EUGENE, Ore. — This much is clear: Oregon’s slide this season can no longer be looked at as a mere stumble.

With a four-game losing streak, the Ducks are in a hole that has put an 11-year run in the postseason in distinct jeopardy. The Ducks are 2-4 overall and sit at the bottom of the Pac-12 North.

Some fans are calling for head coach Mark Helfrich to be fired. Others are questioning the wisdom of new assistant Brady Hoke’s defensive changes, and even the use of graduate transfers at quarterback for the past two seasons rather than fostering long-term player development.

Whatever the reason, Oregon’s slide is a reminder of how hard it is to get good. And stay good.

When Helfrich took the job at the start of 2013, he had the daunting job of replacing coach Chip Kelly, who orchestrated Oregon’s hyperdrive spread-option offense and led the Ducks to their first national championship game.

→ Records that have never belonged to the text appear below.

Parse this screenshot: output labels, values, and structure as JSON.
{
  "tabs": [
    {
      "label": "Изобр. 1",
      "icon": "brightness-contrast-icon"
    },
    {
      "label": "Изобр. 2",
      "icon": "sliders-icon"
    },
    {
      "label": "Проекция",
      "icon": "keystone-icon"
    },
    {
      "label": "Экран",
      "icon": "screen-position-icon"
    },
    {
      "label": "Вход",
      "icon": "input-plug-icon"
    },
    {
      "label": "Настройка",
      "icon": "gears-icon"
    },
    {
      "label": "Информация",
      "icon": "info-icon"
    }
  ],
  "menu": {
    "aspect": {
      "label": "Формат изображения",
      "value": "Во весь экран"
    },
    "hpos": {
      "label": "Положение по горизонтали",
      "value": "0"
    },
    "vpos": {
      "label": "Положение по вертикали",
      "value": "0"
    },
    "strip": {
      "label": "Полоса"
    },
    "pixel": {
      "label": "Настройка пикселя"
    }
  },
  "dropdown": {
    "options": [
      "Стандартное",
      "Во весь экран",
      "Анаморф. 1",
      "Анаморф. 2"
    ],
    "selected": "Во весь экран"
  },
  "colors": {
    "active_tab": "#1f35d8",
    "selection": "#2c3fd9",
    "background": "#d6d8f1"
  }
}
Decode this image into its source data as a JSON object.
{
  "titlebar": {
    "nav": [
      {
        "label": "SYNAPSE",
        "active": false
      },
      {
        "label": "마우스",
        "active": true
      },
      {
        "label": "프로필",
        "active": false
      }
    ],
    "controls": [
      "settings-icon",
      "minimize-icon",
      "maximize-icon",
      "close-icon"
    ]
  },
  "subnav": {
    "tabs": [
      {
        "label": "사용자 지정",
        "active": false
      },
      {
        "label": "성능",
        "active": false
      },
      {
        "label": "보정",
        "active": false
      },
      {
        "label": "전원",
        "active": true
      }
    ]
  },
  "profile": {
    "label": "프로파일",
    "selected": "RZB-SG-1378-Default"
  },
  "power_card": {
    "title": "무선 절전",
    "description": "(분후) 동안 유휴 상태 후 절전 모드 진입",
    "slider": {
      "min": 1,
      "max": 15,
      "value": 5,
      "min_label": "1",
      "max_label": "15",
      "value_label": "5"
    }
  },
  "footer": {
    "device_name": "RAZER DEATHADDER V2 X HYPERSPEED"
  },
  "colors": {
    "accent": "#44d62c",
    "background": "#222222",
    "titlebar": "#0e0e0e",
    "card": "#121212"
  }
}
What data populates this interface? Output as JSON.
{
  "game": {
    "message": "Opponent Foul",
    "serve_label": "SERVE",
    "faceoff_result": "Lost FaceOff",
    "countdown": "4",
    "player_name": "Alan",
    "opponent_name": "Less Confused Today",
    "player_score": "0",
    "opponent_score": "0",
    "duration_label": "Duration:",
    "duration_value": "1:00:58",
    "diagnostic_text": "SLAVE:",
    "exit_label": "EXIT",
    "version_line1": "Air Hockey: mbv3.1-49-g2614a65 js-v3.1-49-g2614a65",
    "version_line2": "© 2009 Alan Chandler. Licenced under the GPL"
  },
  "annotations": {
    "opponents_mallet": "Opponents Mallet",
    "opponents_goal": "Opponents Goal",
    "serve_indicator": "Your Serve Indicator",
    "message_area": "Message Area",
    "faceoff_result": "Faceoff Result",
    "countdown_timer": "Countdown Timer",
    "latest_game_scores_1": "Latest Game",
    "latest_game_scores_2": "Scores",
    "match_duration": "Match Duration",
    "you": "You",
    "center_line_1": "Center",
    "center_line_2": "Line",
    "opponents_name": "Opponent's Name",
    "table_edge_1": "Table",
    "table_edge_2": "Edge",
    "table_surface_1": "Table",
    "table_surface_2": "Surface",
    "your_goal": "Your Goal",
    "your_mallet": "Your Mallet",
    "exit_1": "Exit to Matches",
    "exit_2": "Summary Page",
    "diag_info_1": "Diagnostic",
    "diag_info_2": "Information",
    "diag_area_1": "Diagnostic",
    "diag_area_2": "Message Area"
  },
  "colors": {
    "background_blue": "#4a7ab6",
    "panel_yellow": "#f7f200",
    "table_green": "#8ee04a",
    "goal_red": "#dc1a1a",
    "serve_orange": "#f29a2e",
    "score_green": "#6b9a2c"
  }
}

Then he had the daunting task of replacing Heisman Trophy-winning quarterback Marcus Mariota. Oregon lured a pair of graduate transfers, first Vernon Adams and then this year Dakota Prukop. Adams struggled with injury his lone season with the Ducks, and Prukop lost the starting job after five starts this season to freshman Justin Herbert.

Helfrich led the Ducks to the first College Football Playoff championship game just two seasons ago. But the cracks started showing last year when the Ducks went 9-4, their first season with fewer than 10 wins since 2007. Losses to Michigan State, then at home to Utah and Washington State pushed Oregon out of the AP Top 25 for the first time since 2009.

The ultimate embarrassment came in the Alamo Bowl, when the Ducks surrendered a 31-0 lead and TCU staged the biggest comeback in bowl history to win 47-41 in triple overtime.

This season the shortfalls have been amplified. Here’s a look at what’s going on for Oregon on both sides of the ball:

OFFENSE: As demonstrated by the Ducks’ 70-21 loss to No. 5 Washington last weekend, Oregon’s once-dominant high-speed offense appears to have lost a step.

The Ducks led the Pac-12 in total offense last season with an average of 538.2 yards a game. They also led the league in rushing offense with an average of 279.9 yards a game. They averaged a conference-best 43 points a game.

Oregon still leads the league in rushing with an average of 257.8 yards a game, but in scoring they’ve dropped to sixth with an average of 36.8 points per game. Total offense has dropped to 494.8 yards a game, fourth in the league.

Oregon made a big change last weeked at quarterback, replacing Prukop with Herbert. The first true freshman to start for the Ducks since 1983, Herbert threw for 179 yards and two touchdowns in the loss to the Huskies.

Helfrich said after the game that the Ducks would be staying with Herbert.

Another issue to consider: Running back Royce Freeman was absent for half of the game against Washington, and the reason is unclear because Oregon doesn’t discuss injuries. He also missed part of Oregon’s loss at Nebraska and the loss to Colorado the following week.

DEFENSE: The struggles of last season have been amplified as Hoke has tried to install a new defensive scheme — no easy task.

Oregon ranked last in scoring defense last season, allowing 37.5 points a game, and in total defense, with 485.5 yards allowed a game. The Ducks hired Hoke, the former Michigan coach, as defensive coordinator. He’s tried to transition the defense from a 3-4 to a 4-3 scheme.

The results so far have been pretty dismal. Oregon is ranked 126th out of 128 FBS schools in total defense, allowing just over 522 yards a game. The Ducks are 125th in scoring defense, allowing 41.8 points.

Athletic director Rob Mullens spoke this week to Duck Insider, a sports radio show produced in part by Oregon, and said he’s standing by the coaches.

“We’re six games into the season and not where anyone wants to be, but there still is an opportunity to turn this a little bit and start to see some positive results,” Mullens said. “As I talk to Mark, they go back to work and get back in it. We have a wonderful group of student-athletes and we need to do everything we can to support the coaches and the student-athletes, especially the seniors as they go this last go-round.”

Oregon has a bye this week to work through some of its issues.